This week I have put Great Grandfather to rest behind the cupboard doors. Before you jump up and down in protest, I must add that it is only a temporary interlude in the war and times of his life. I know he will understand, because my focus has been on my Anzac Day address which I am to present at the Giru Anzac Day Ceremony on Tuesday week.
Given an open book regarding what I choose to say, my mind has been working overtime in the hope that some flash of inspiration will present me with an idea that is new and engaging. Last year I spoke about two brothers who enlisted in the Great War and whose letters detailing their experiences ended up in the hands of the Australian War Memorial. There is so much information out in the cyber arena to be found that it can be overwhelming. Being almost 100 years since the Battle of Beersheba, I had settled upon Ion Idriess’ account in his book “The Desert Column”. However, I have since discovered that there are doubts about whether his portrayal was actually his first hand account, witnessed through field glasses from afar. The geographical logistics of his account seem unlikely.
Many of the battles I have read about, are are either portrayed in horrific or heroic terms. Censorship is an important issue with the attendance of school children on Anzac Day, and well heroics seem to miss the point of Anzac Day. Thus I went in search of a more meaningful story. At one point, I thought about taking the easy road and simply recite a poem. Then I stumbled upon the story of an Anzac whose military career was quite exceptional, but not for the more obvious reasons.
The more I read about my Anzac’s story, the more parallels I found between his and my Great Grandfather’s story, that is, without all the military decorations and accolades. They were both Queenslanders and fought together in the Boer War. They both held an interest in military matters between wars. My Anzac was a lawyer and began his career in Townsville where he met his future wife. Whilst enjoying success with his legal career, he also joined the 15th Light Horse Regiment, a volunteer regiment in Townsville. He moved back to Brisbane to practice law in 1912 where he kept an interest in the military by joining the Old Moreton Regiment.
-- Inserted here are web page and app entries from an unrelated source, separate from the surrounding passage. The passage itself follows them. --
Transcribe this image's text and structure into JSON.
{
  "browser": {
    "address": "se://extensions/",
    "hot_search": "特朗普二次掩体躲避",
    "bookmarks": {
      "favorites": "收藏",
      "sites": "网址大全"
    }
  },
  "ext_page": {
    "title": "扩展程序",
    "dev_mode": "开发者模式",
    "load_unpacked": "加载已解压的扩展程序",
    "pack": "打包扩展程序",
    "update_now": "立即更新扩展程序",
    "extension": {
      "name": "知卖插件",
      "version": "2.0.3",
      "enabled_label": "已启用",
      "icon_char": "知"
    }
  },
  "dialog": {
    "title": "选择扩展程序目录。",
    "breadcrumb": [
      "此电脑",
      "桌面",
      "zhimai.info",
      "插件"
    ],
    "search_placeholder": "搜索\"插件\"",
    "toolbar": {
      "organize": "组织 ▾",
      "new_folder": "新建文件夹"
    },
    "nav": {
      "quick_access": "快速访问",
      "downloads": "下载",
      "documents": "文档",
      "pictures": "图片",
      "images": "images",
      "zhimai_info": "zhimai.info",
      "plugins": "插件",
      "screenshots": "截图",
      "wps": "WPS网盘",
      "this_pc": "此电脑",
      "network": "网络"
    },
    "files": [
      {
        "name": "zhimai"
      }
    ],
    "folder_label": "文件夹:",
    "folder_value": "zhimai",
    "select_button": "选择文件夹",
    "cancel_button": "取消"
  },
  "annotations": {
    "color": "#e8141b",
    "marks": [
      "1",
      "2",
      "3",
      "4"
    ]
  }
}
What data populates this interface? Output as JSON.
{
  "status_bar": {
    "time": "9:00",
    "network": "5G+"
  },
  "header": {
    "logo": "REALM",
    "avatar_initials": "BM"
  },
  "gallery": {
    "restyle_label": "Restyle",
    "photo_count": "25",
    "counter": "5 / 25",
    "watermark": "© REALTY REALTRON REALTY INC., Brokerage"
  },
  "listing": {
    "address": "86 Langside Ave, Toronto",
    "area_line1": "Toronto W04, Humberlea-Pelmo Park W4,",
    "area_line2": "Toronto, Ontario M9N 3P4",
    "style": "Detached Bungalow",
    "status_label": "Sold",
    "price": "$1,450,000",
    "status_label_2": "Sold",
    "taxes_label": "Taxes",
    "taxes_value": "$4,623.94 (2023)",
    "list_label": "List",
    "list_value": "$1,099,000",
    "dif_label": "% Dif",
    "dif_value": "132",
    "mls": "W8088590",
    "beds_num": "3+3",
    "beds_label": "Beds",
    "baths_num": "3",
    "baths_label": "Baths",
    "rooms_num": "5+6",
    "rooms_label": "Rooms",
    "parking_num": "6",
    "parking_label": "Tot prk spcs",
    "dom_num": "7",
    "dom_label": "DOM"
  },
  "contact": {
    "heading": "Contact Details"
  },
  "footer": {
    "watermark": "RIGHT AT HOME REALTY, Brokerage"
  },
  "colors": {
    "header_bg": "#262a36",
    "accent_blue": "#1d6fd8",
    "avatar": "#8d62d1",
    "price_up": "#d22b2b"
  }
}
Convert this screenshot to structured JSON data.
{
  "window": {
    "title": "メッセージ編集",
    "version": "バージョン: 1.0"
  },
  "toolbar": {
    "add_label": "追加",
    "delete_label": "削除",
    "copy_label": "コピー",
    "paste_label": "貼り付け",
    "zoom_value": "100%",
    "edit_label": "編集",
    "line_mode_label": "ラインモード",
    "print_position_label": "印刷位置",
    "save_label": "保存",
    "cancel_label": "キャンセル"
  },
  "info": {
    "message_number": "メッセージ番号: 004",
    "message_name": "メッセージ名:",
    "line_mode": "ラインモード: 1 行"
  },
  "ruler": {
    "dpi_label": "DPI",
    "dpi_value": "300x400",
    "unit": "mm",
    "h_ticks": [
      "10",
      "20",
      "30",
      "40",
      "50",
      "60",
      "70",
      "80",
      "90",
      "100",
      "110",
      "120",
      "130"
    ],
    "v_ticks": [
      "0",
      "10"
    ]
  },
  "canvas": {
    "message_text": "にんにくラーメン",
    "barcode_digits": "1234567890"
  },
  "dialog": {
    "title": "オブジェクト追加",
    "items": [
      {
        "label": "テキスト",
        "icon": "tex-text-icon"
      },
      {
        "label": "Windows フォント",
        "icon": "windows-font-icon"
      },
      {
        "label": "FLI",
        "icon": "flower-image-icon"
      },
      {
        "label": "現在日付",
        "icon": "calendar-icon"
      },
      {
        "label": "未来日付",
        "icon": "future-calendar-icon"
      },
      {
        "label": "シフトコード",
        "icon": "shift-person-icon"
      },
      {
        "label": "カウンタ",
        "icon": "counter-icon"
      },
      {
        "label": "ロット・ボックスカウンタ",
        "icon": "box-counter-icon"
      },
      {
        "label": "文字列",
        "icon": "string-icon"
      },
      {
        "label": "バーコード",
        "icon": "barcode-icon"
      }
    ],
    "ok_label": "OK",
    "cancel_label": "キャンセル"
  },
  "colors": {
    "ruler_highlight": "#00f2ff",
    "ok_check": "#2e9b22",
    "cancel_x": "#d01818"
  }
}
Upon the outbreak of war in 1914, my Anzac enlisted with the Fifth Lighthorse Regiment, along with my Great Grandfather. The commonalities do not stop there. They both fought at Gallipoli and then in the middle east, only my Anzac, by that stage was a Lieutenant Colonel, my Great Grandfather’s commanding officer.
By all accounts, my Anzac, was well liked and admired. His war time pursuits were varied and many, which were followed by glowing accolades by his superiors, his counterparts, by journalists and most of all by the men who served him. Historian, Charles Bean, described him as:
“an outstanding example of number of Australian city men who had won distinction in the light horse. He was shy in manner and very sparing of speech; but his quiet figure concealed the spirit of a great master of horse. He became marked as a leader capable of handling command far more important than a brigade.”(1)
H.S. Gullett noted in his history of the 9th Light Horse Regiment:
“At the end of this period (1917) the Regiment passed, with the rest of the 3rd Brigade, under the command of Brigadier General Wilson who soon proved himself one of the ablest cavalry leaders disclosed by the war.” (2)
To top off the glowing accounts, he was awarded numerous military decorations for his incredible efforts. However, it was not his impressive military records or medals that impressed me about this particular man.
No, I was impressed by the type of man he was. By all accounts he was of a quiet and mild nature. He was quite modest about his own achievements and yet he wrote and spoke often about the achievements of his own men. His men in turn thought he was great. They willing followed his orders, because they knew that he would never ask them to do anything that he was not willing to do himself. He cared about the health and welfare of his men and even set up a special canteen in order to raise money to buy much needed equipment in order to make their lives safer.
One of his greatest concerns was the shortage of water for both horses and men in the middle eastern deserts. He provided an ingenious solution. He introduced the Queensland spear-point pump which he had seen used in the Ayr District during his time in North Queensland. According to C.E..W. Bean,
“it could be carried without trouble on the saddle, this pump entirely changed the practice of watering horses. In a few minutes it could be unpacked and driven into the sand in a likely spot for water: by the time other men had laid out the light canvas troughing a plentiful supply of water was being pumped out of the sand.” (3)
Apparently, the British refused to pay for these devices, so they were paid out of funds raised by the special canteen.
Whilst studying the life and times of my Anzac, I wondered how well my Great Grandfather knew him. When I read his diary of 1917, I discovered that my Anzac regularly visited him in hospital at the end of that year. Were they friends? Perhaps they were. On the other hand, my Great Grandfather’s commanding officer might have been simply demonstrating the caring man that he was.
Brigadier General Lachlan Chisholm Wilson proved to be an effective soldier and officer, earning him well-deserved praise and awards. However, I think he would be happiest to be known as:
An ordinary man who did an extraordinary job in abnormal circumstances.
L’est We Forget.